One of the items I am currently working on is defining a line between prediction markets on topics of political speech, and prediction markets for sports. The latter runs awfully close to sport gambling. It would serve the former greatly to separate the two for purposes of the First Amendment. The Times has an article exploring how regulators may soon crack down on sports fantasy leagues that are in truth betting rings.
But people who know the industry also acknowledge some troubling aspects of daily fantasy. Many sites are run by people with backgrounds in online poker or sports betting, activities that have run afoul of government regulators. For the top players, mostly young men, daily online fantasy sports are a full-time job in which they can win six figures annually.
Paul Charchian, the president of the trade association, said at a conference in January that the industry’s resemblance to illegal gambling was a concern.
“The caution that I’m recommending to the daily game providers is that they do more than highlight the monetary element of fantasy sports,” he said in a recent interview.
Some experts in sports law say that a shakeout is inevitable because daily fantasy games have a fundamentally different relationship to chance than season-long fantasy games. On a given day an injury, a hailstorm or a ball bouncing strangely could affect a result. In this regard, playing daily fantasy seems very similar to placing a bet with a bookmaker, said Ryan Rodenberg, an assistant professor of sports law at Florida State University.

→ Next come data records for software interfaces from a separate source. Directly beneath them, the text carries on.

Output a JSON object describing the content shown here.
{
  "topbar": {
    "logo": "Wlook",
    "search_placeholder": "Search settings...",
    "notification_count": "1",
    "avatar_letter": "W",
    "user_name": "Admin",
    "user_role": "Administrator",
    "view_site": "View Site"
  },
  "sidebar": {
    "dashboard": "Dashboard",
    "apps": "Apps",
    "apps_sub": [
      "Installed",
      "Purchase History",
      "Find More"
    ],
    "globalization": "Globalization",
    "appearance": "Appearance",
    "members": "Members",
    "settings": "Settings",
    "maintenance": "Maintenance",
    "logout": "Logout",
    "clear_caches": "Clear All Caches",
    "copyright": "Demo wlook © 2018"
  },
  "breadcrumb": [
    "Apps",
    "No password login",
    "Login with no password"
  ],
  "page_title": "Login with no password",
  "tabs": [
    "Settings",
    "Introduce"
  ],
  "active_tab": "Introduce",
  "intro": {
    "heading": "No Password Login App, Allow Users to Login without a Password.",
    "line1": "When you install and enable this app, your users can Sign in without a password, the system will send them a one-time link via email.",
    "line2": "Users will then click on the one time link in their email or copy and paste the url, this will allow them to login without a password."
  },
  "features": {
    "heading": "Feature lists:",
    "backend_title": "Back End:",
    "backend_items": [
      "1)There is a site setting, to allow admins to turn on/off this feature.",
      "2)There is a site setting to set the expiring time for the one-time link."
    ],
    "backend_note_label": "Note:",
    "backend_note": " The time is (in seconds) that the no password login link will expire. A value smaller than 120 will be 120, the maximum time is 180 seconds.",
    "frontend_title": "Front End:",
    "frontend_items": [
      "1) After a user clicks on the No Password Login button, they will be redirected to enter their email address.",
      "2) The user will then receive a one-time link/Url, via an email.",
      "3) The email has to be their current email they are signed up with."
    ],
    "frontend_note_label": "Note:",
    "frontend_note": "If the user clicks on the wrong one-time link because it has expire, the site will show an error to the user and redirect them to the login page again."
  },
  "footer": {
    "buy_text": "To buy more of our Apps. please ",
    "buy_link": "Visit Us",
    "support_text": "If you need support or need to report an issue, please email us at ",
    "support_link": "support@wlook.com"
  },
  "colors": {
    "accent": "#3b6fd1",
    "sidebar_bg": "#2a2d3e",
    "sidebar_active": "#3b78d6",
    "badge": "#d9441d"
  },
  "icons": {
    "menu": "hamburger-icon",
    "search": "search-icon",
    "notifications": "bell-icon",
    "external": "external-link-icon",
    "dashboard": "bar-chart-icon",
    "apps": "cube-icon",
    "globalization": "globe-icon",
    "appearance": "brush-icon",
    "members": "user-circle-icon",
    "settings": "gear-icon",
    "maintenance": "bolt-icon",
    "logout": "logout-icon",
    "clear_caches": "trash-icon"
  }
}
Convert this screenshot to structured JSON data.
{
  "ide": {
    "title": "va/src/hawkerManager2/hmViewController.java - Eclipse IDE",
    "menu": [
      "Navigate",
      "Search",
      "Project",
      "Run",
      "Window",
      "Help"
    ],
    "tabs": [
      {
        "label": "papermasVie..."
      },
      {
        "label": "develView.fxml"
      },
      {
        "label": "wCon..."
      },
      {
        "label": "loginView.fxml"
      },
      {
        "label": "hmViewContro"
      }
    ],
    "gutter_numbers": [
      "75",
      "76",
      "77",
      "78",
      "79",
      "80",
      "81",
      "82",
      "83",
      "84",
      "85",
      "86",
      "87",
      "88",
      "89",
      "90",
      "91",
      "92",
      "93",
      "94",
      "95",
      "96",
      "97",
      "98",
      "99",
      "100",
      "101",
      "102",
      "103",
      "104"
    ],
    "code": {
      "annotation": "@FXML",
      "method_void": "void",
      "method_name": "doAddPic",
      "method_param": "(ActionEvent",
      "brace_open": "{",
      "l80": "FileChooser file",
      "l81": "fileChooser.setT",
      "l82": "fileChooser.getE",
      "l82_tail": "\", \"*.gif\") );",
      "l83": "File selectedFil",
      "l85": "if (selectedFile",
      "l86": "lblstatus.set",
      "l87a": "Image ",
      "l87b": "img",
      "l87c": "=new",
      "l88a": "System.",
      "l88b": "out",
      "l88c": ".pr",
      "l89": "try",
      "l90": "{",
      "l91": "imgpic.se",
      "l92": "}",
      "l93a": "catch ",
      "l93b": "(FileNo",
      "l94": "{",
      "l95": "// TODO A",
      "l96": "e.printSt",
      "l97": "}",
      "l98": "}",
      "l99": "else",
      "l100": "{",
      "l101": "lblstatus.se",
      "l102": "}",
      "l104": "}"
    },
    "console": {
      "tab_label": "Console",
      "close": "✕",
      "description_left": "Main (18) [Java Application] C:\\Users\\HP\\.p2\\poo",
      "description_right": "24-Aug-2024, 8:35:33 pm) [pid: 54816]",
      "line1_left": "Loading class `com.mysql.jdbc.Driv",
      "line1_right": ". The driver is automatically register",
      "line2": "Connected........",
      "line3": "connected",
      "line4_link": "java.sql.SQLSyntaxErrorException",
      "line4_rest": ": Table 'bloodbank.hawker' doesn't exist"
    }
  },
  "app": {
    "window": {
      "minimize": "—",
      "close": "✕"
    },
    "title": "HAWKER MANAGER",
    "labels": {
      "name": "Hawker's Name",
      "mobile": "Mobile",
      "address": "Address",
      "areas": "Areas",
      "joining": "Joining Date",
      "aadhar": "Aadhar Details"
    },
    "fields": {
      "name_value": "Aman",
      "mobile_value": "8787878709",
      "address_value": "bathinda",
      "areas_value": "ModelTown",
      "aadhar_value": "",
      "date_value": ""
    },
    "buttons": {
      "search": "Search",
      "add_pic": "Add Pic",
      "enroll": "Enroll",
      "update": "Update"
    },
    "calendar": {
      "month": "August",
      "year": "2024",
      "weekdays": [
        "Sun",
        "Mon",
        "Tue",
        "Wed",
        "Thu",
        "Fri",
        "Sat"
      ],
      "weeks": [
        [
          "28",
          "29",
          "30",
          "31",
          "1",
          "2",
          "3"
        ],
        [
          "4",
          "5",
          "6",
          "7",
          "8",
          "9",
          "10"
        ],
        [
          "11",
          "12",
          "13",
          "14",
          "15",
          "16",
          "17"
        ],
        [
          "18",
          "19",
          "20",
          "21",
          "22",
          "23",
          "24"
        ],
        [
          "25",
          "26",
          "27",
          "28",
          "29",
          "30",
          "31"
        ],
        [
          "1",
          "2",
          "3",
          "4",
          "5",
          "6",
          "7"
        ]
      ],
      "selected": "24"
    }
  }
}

“On the spectrum of legality to illegality, they’re getting pretty close to the line,” he said. “It’s tough to make an intellectually honest distinction between the two.”
I want prediction markets for political events to be clearly on the constitutional, and legal side of that line.
The article also quotes Professor Marc Edelman, who has an interesting article on FantasySports and the law.